Burritt used the term to refer to a wider area than its common modern usage, however, devoting the first third of the book to Birmingham, which he described as "the capital, manufacturing centre, and growth of the Black Country", and writing "plant, in imagination, one foot of your compass at the Town Hall in Birmingham, and with the other sweep a circle of twenty miles [30 km] radius, and you will have, 'the Black Country".
This definition includes West Bromwich and Oldbury, which had many deep pits, and Smethwick.
The thick coal that underlies Smethwick was not mined until the 1870s and Smethwick has retained more Victorian character than most West Midland areas.
Warley is also included, despite lacking industry and canals, as housing for industrial workers in Smethwick and Oldbury was built there.
Another geological definition, the seam outcrop definition, only includes areas where the coal seam is shallow making the soil black at the surface.
Jukes based his Black Country on the seat of the great iron manufacture, which for him was geographically determined by the ironstone tract of the coalfield rather than the thick seam, running from Wolverhampton to Bloxwich, to West Bromwich, to Stourbridge and back to Wolverhampton again.
A travelogue published in 1860 made the connection more explicit, calling the name "eminently descriptive, for blackness everywhere prevails; the ground is black, the atmosphere is black, and the underground is honeycombed by mining galleries stretching in utter blackness for many a league".
The geologist Joseph Jukes made it clear in 1858 that he felt the meaning of the term was self-explanatory to contemporary visitors, remarking that "It is commonly known in the neighbourhood as the 'Black Country', an epithet the appropriateness of which must be acknowledged by anyone who even passes through it on a railway".He also stated that the 'Black Country was twenty miles in length', which is also at odds with the 'restricted coalfield' version propsed by the Black Country Society.The phrase was used again, though as a description rather than a proper noun, by the Illustrated London News in an 1849 article on the opening of the South Staffordshire Railway.The Black Country Consortium (founded in 1999) and the Black Country Local Enterprise Partnership (founded in 2011) both define the Black Country as the four metropolitan boroughs of Dudley, Sandwell, Walsall and Wolverhampton,).The borders of the Black Country can be defined by using the special cultural and industrial characteristics of the area.

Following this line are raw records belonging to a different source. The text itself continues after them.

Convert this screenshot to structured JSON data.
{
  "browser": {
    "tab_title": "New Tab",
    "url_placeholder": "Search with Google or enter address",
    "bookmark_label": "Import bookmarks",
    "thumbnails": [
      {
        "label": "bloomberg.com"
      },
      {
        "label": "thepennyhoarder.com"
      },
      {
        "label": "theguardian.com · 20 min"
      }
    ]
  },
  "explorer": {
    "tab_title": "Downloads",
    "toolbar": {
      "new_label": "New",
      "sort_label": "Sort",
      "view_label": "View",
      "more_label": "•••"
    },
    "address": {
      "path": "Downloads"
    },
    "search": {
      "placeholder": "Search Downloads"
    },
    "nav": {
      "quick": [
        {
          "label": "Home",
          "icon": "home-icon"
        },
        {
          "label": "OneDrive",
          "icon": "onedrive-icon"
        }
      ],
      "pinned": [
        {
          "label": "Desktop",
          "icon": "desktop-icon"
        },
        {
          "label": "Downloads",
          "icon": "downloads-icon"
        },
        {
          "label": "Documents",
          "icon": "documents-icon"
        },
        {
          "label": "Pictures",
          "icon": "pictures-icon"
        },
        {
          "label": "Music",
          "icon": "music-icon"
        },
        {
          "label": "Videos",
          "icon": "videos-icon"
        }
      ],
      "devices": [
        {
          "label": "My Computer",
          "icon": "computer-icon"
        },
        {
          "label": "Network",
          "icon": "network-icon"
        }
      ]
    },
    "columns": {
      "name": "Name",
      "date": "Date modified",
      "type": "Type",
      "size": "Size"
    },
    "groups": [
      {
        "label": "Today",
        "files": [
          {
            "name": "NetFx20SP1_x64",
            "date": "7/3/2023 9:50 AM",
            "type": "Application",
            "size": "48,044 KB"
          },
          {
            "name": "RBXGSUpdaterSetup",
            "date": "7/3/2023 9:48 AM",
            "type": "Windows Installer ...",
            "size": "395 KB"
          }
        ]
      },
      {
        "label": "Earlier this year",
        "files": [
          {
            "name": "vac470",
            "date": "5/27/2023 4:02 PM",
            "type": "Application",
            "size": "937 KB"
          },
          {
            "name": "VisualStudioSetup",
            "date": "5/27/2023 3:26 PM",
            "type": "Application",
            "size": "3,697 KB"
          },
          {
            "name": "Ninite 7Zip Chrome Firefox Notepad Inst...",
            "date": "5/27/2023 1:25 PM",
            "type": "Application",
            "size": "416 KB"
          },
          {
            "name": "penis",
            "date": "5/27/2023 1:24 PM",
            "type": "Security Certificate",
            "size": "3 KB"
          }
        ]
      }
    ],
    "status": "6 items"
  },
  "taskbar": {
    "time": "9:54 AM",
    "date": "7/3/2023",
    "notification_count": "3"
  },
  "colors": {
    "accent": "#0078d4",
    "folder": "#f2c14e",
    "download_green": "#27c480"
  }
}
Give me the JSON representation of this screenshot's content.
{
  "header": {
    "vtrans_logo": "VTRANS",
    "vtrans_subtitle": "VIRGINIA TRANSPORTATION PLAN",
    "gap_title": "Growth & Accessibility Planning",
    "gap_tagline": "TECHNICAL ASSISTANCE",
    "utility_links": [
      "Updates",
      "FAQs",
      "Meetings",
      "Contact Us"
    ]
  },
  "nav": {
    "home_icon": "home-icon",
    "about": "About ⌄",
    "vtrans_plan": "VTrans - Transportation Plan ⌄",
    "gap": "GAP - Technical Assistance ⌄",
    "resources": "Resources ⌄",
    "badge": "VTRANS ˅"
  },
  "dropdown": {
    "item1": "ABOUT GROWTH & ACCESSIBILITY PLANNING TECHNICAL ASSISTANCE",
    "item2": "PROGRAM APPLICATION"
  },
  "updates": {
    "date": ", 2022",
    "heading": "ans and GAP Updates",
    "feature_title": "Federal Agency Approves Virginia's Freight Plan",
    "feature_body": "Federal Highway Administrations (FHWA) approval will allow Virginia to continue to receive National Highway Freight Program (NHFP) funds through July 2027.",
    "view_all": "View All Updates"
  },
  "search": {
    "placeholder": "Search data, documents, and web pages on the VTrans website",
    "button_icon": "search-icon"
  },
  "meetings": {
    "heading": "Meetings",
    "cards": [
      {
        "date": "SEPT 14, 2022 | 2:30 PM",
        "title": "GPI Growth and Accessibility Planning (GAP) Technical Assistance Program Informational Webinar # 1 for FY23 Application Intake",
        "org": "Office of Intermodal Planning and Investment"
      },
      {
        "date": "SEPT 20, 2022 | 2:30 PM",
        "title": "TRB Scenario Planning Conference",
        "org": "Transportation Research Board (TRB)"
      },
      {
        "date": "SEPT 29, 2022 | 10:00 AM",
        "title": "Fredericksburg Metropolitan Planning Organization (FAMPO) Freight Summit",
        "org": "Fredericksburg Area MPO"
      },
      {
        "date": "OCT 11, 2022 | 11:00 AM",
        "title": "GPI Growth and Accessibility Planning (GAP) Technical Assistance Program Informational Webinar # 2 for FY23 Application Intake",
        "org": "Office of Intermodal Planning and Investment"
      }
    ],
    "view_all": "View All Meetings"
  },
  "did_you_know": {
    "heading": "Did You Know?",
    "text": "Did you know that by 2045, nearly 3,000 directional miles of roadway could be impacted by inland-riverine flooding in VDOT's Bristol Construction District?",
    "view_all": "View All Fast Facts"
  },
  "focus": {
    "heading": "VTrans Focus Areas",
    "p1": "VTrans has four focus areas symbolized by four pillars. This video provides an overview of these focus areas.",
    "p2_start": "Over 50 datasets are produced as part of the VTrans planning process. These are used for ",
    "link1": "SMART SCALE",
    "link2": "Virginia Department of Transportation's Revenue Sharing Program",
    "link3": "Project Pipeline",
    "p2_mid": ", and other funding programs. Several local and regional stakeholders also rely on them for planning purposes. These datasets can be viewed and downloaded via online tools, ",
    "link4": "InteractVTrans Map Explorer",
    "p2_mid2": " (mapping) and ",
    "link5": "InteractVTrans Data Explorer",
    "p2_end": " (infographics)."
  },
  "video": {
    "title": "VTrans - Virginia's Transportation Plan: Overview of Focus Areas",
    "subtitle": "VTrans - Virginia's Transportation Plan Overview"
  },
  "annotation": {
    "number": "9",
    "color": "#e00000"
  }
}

In published literature, the first reference dates from 1846 and occurs in the novel Colton Green: A Tale of the Black Country by the Reverend William Gresley, who was then a prebendary of Lichfield Cathedral.